## YOUR OBJECTIVE
Looking at the data below, count the lines that contain the string "this". Write only the total.

[Entries from a dataset of interfaces]
BEGIN

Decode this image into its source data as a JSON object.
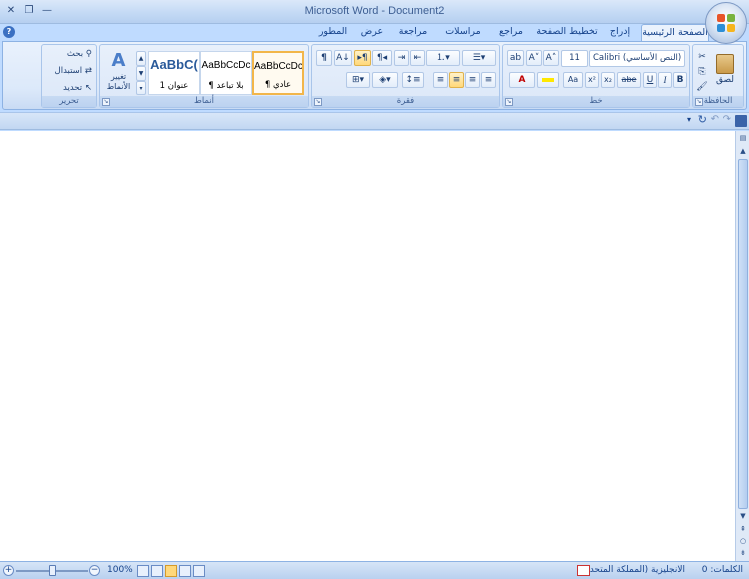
{
  "window": {
    "title": "Microsoft Word - Document2",
    "controls": [
      "close-icon",
      "restore-icon",
      "minimize-icon"
    ]
  },
  "tabs": [
    {
      "label": "الصفحة الرئيسية",
      "active": true
    },
    {
      "label": "إدراج"
    },
    {
      "label": "تخطيط الصفحة"
    },
    {
      "label": "مراجع"
    },
    {
      "label": "مراسلات"
    },
    {
      "label": "مراجعة"
    },
    {
      "label": "عرض"
    },
    {
      "label": "المطور"
    }
  ],
  "clipboard": {
    "label": "الحافظة",
    "paste": "لصق"
  },
  "font": {
    "label": "خط",
    "font_name": "Calibri (النص الأساسي)",
    "font_size": "11"
  },
  "paragraph": {
    "label": "فقرة"
  },
  "styles": {
    "label": "أنماط",
    "items": [
      {
        "sample": "AaBbCcDc",
        "name": "¶ عادي",
        "selected": true
      },
      {
        "sample": "AaBbCcDc",
        "name": "¶ بلا تباعد"
      },
      {
        "sample": "AaBbC(",
        "name": "عنوان 1"
      }
    ],
    "change_styles": "تغيير الأنماط"
  },
  "editing": {
    "label": "تحرير",
    "find": "بحث",
    "replace": "استبدال",
    "select": "تحديد"
  },
  "statusbar": {
    "words": "الكلمات: 0",
    "language": "الانجليزية (المملكة المتحدة)",
    "zoom": "100%"
  },
  "colors": {
    "accent": "#15428b",
    "ribbon": "#dbe7f8",
    "highlight": "#ffd87a"
  }
}
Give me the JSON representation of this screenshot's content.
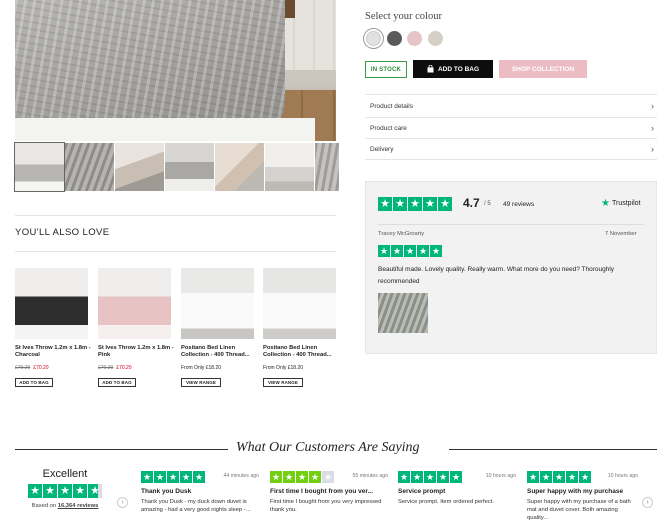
{
  "colour": {
    "title": "Select your colour",
    "swatches": [
      {
        "name": "light-grey",
        "hex": "#e3e1df",
        "selected": true
      },
      {
        "name": "charcoal",
        "hex": "#5a5a58"
      },
      {
        "name": "pink",
        "hex": "#e6c4c7"
      },
      {
        "name": "stone",
        "hex": "#d4d0c5"
      }
    ]
  },
  "actions": {
    "in_stock": "IN STOCK",
    "add_to_bag": "ADD TO BAG",
    "shop_collection": "SHOP COLLECTION"
  },
  "accordion": [
    "Product details",
    "Product care",
    "Delivery"
  ],
  "trustpilot": {
    "score": "4.7",
    "out_of": "/ 5",
    "reviews": "49 reviews",
    "brand": "Trustpilot",
    "reviewer": "Tracey McGroarty",
    "date": "7 November",
    "review": "Beautiful made. Lovely quality. Really warm. What more do you need? Thoroughly recommended"
  },
  "also_love": {
    "title": "YOU'LL ALSO LOVE",
    "products": [
      {
        "name": "St Ives Throw 1.2m x 1.8m - Charcoal",
        "was": "£79.20",
        "now": "£70.20",
        "button": "ADD TO BAG",
        "tone": "charcoal"
      },
      {
        "name": "St Ives Throw 1.2m x 1.8m - Pink",
        "was": "£79.20",
        "now": "£70.20",
        "button": "ADD TO BAG",
        "tone": "pink"
      },
      {
        "name": "Positano Bed Linen Collection - 400 Thread...",
        "from": "From Only £18.20",
        "button": "VIEW RANGE",
        "tone": "white"
      },
      {
        "name": "Positano Bed Linen Collection - 400 Thread...",
        "from": "From Only £18.20",
        "button": "VIEW RANGE",
        "tone": "white"
      }
    ]
  },
  "customers": {
    "heading": "What Our Customers Are Saying",
    "summary_label": "Excellent",
    "based_on_prefix": "Based on",
    "based_on_link": "16,364 reviews",
    "reviews": [
      {
        "rating": 5,
        "time": "44 minutes ago",
        "title": "Thank you Dusk",
        "text": "Thank you Dusk - my duck down duvet is amazing - had a very good nights sleep -..."
      },
      {
        "rating": 4,
        "time": "55 minutes ago",
        "title": "First time I bought from you ver...",
        "text": "First time I bought from you very impressed thank you."
      },
      {
        "rating": 5,
        "time": "10 hours ago",
        "title": "Service prompt",
        "text": "Service prompt. Item ordered perfect."
      },
      {
        "rating": 5,
        "time": "10 hours ago",
        "title": "Super happy with my purchase",
        "text": "Super happy with my purchase of a bath mat and duvet cover. Both amazing quality..."
      }
    ]
  }
}
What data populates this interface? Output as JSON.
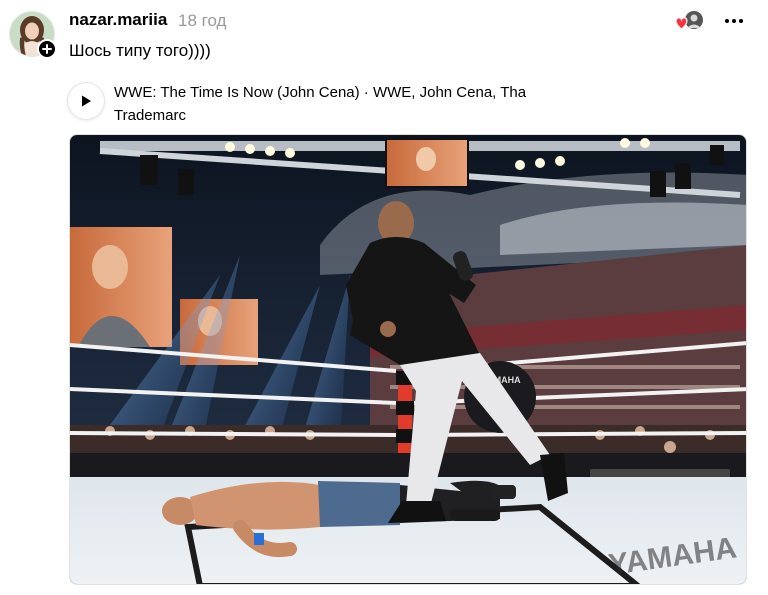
{
  "post": {
    "username": "nazar.mariia",
    "timestamp": "18 год",
    "text": "Шось типу того))))",
    "music": {
      "title": "WWE: The Time Is Now (John Cena) · WWE, John Cena, Tha Trademarc"
    },
    "photo": {
      "banner_brand": "YAMAHA",
      "ring_apron_text": "YAMAHA"
    }
  },
  "colors": {
    "username": "#000000",
    "timestamp": "#999999",
    "heart": "#ff3040"
  },
  "icons": {
    "follow": "plus-icon",
    "more": "more-horizontal-icon",
    "play": "play-icon",
    "reaction": "heart-icon"
  }
}
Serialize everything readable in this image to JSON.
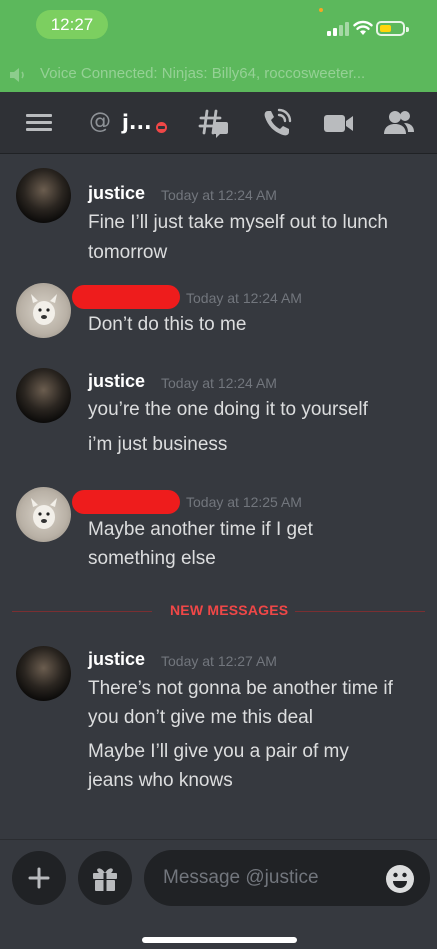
{
  "status_bar": {
    "time": "12:27"
  },
  "voice_banner": {
    "text": "Voice Connected: Ninjas: Billy64, roccosweeter..."
  },
  "toolbar": {
    "at": "@",
    "channel": "j..."
  },
  "messages": [
    {
      "author": "justice",
      "timestamp": "Today at 12:24 AM",
      "lines": [
        "Fine I’ll just take myself out to lunch",
        "tomorrow"
      ]
    },
    {
      "author": "",
      "timestamp": "Today at 12:24 AM",
      "lines": [
        "Don’t do this to me"
      ]
    },
    {
      "author": "justice",
      "timestamp": "Today at 12:24 AM",
      "lines": [
        "you’re the one doing it to yourself",
        "i’m just business"
      ]
    },
    {
      "author": "",
      "timestamp": "Today at 12:25 AM",
      "lines": [
        "Maybe another time if I get",
        "something else"
      ]
    },
    {
      "author": "justice",
      "timestamp": "Today at 12:27 AM",
      "lines": [
        "There’s not gonna be another time if",
        "you don’t give me this deal",
        "Maybe I’ll give you a pair of my",
        "jeans who knows"
      ]
    }
  ],
  "divider": {
    "label": "NEW MESSAGES"
  },
  "composer": {
    "placeholder": "Message @justice"
  },
  "colors": {
    "accent_red": "#f04747",
    "banner_green": "#5cb85c",
    "background": "#36393f"
  },
  "icons": [
    "hamburger-icon",
    "hashtag-threads-icon",
    "phone-call-icon",
    "video-camera-icon",
    "members-icon",
    "plus-icon",
    "gift-icon",
    "emoji-icon"
  ]
}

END

## EXERCISE RESULT
6